* TASK REQUIREMENTS *
Return the records, each one exactly as written.

Dataset rows for apps and sites:
►
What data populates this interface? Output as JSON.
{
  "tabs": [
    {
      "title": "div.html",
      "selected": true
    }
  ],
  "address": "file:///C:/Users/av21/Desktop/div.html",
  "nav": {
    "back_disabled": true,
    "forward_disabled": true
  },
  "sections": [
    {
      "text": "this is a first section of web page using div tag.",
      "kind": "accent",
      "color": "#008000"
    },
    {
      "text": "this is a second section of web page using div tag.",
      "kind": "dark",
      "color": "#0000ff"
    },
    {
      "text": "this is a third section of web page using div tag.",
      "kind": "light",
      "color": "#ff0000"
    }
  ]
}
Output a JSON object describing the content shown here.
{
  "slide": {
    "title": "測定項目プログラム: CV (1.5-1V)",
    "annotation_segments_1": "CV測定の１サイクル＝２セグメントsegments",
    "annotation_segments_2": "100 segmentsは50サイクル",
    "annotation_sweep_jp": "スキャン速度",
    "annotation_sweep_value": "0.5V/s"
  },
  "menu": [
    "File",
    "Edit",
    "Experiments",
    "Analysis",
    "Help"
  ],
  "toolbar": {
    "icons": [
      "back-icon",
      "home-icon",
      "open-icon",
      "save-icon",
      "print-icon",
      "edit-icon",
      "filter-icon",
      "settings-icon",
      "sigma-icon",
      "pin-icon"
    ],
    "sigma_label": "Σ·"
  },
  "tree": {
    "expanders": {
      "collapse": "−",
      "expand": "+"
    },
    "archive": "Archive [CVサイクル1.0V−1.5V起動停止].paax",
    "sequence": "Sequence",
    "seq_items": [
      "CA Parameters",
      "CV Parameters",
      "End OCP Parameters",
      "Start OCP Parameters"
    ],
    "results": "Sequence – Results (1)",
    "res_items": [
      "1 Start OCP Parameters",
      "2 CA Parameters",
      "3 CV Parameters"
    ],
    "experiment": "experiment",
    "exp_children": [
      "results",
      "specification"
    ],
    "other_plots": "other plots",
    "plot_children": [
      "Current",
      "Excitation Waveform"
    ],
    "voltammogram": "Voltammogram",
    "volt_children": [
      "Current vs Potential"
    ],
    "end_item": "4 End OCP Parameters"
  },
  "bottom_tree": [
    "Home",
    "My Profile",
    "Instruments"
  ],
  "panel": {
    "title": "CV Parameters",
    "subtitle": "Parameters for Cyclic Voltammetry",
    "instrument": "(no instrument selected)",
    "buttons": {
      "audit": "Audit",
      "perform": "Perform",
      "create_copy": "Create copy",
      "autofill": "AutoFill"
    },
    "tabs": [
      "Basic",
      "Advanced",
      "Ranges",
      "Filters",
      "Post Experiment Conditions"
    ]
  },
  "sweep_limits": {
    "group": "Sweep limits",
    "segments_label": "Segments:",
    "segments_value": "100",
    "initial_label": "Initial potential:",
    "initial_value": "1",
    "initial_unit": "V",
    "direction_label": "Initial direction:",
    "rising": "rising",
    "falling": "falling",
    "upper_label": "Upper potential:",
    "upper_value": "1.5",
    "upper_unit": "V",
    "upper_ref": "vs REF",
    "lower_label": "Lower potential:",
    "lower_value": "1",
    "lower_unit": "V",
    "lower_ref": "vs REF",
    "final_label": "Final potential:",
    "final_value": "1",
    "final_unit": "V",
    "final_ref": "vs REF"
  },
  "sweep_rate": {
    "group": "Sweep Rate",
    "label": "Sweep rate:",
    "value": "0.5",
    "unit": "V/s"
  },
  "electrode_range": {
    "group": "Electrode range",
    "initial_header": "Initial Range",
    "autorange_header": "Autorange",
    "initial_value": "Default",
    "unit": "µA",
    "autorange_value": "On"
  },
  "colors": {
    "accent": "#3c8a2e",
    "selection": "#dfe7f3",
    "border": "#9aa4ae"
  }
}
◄
* EXPECTED ANSWER *
What data populates this interface? Output as JSON.
{
  "tabs": [
    {
      "title": "div.html",
      "selected": true
    }
  ],
  "address": "file:///C:/Users/av21/Desktop/div.html",
  "nav": {
    "back_disabled": true,
    "forward_disabled": true
  },
  "sections": [
    {
      "text": "this is a first section of web page using div tag.",
      "kind": "accent",
      "color": "#008000"
    },
    {
      "text": "this is a second section of web page using div tag.",
      "kind": "dark",
      "color": "#0000ff"
    },
    {
      "text": "this is a third section of web page using div tag.",
      "kind": "light",
      "color": "#ff0000"
    }
  ]
}
Output a JSON object describing the content shown here.
{
  "slide": {
    "title": "測定項目プログラム: CV (1.5-1V)",
    "annotation_segments_1": "CV測定の１サイクル＝２セグメントsegments",
    "annotation_segments_2": "100 segmentsは50サイクル",
    "annotation_sweep_jp": "スキャン速度",
    "annotation_sweep_value": "0.5V/s"
  },
  "menu": [
    "File",
    "Edit",
    "Experiments",
    "Analysis",
    "Help"
  ],
  "toolbar": {
    "icons": [
      "back-icon",
      "home-icon",
      "open-icon",
      "save-icon",
      "print-icon",
      "edit-icon",
      "filter-icon",
      "settings-icon",
      "sigma-icon",
      "pin-icon"
    ],
    "sigma_label": "Σ·"
  },
  "tree": {
    "expanders": {
      "collapse": "−",
      "expand": "+"
    },
    "archive": "Archive [CVサイクル1.0V−1.5V起動停止].paax",
    "sequence": "Sequence",
    "seq_items": [
      "CA Parameters",
      "CV Parameters",
      "End OCP Parameters",
      "Start OCP Parameters"
    ],
    "results": "Sequence – Results (1)",
    "res_items": [
      "1 Start OCP Parameters",
      "2 CA Parameters",
      "3 CV Parameters"
    ],
    "experiment": "experiment",
    "exp_children": [
      "results",
      "specification"
    ],
    "other_plots": "other plots",
    "plot_children": [
      "Current",
      "Excitation Waveform"
    ],
    "voltammogram": "Voltammogram",
    "volt_children": [
      "Current vs Potential"
    ],
    "end_item": "4 End OCP Parameters"
  },
  "bottom_tree": [
    "Home",
    "My Profile",
    "Instruments"
  ],
  "panel": {
    "title": "CV Parameters",
    "subtitle": "Parameters for Cyclic Voltammetry",
    "instrument": "(no instrument selected)",
    "buttons": {
      "audit": "Audit",
      "perform": "Perform",
      "create_copy": "Create copy",
      "autofill": "AutoFill"
    },
    "tabs": [
      "Basic",
      "Advanced",
      "Ranges",
      "Filters",
      "Post Experiment Conditions"
    ]
  },
  "sweep_limits": {
    "group": "Sweep limits",
    "segments_label": "Segments:",
    "segments_value": "100",
    "initial_label": "Initial potential:",
    "initial_value": "1",
    "initial_unit": "V",
    "direction_label": "Initial direction:",
    "rising": "rising",
    "falling": "falling",
    "upper_label": "Upper potential:",
    "upper_value": "1.5",
    "upper_unit": "V",
    "upper_ref": "vs REF",
    "lower_label": "Lower potential:",
    "lower_value": "1",
    "lower_unit": "V",
    "lower_ref": "vs REF",
    "final_label": "Final potential:",
    "final_value": "1",
    "final_unit": "V",
    "final_ref": "vs REF"
  },
  "sweep_rate": {
    "group": "Sweep Rate",
    "label": "Sweep rate:",
    "value": "0.5",
    "unit": "V/s"
  },
  "electrode_range": {
    "group": "Electrode range",
    "initial_header": "Initial Range",
    "autorange_header": "Autorange",
    "initial_value": "Default",
    "unit": "µA",
    "autorange_value": "On"
  },
  "colors": {
    "accent": "#3c8a2e",
    "selection": "#dfe7f3",
    "border": "#9aa4ae"
  }
}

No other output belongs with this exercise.